- Opening Delimiter -

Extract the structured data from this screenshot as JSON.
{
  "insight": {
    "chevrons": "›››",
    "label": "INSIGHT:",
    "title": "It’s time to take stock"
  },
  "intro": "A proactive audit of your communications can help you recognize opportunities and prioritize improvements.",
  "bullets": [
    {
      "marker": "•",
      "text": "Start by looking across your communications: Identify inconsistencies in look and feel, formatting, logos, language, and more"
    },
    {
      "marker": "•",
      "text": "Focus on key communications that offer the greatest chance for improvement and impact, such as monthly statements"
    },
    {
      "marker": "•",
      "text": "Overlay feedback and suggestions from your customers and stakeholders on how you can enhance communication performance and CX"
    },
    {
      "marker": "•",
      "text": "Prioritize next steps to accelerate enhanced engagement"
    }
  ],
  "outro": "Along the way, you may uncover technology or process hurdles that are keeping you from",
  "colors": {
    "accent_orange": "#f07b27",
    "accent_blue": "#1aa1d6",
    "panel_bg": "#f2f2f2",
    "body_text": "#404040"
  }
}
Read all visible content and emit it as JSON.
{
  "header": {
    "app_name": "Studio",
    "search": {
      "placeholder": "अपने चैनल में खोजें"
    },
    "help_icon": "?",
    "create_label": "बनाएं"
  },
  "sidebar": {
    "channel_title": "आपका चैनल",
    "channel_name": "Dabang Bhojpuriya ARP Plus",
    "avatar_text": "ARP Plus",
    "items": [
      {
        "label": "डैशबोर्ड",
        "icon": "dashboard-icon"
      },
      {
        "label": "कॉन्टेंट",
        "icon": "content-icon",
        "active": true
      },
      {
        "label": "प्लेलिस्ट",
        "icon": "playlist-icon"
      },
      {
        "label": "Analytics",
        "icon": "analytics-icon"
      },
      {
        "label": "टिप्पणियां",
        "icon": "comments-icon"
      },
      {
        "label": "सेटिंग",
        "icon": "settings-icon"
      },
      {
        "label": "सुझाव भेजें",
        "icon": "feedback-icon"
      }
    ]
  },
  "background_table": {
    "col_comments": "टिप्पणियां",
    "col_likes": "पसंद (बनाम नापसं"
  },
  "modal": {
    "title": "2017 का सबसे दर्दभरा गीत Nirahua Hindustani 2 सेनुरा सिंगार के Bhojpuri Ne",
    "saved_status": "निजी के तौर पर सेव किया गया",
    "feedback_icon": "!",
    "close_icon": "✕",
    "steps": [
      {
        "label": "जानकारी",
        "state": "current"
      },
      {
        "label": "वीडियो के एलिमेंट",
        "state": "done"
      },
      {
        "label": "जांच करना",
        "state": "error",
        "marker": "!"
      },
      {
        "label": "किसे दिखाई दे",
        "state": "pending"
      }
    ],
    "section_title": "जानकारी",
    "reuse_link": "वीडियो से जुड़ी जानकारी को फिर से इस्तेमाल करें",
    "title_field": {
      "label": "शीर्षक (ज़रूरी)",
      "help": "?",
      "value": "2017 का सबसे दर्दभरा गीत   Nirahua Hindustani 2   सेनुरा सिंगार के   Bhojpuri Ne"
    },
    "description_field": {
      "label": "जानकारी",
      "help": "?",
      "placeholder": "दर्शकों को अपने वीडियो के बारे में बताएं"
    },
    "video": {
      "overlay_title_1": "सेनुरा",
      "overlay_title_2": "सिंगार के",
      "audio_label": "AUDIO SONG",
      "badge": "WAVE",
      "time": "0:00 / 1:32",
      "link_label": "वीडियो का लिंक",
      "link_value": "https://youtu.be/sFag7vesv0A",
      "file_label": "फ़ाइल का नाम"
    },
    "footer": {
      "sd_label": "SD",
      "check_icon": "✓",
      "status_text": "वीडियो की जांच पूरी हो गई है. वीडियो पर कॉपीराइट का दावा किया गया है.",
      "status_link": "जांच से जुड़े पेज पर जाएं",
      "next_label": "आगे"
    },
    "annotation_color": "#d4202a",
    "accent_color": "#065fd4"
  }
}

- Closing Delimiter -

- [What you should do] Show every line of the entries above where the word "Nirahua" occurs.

- [The completed task]
    "title": "2017 का सबसे दर्दभरा गीत Nirahua Hindustani 2 सेनुरा सिंगार के Bhojpuri Ne",
      "value": "2017 का सबसे दर्दभरा गीत   Nirahua Hindustani 2   सेनुरा सिंगार के   Bhojpuri Ne"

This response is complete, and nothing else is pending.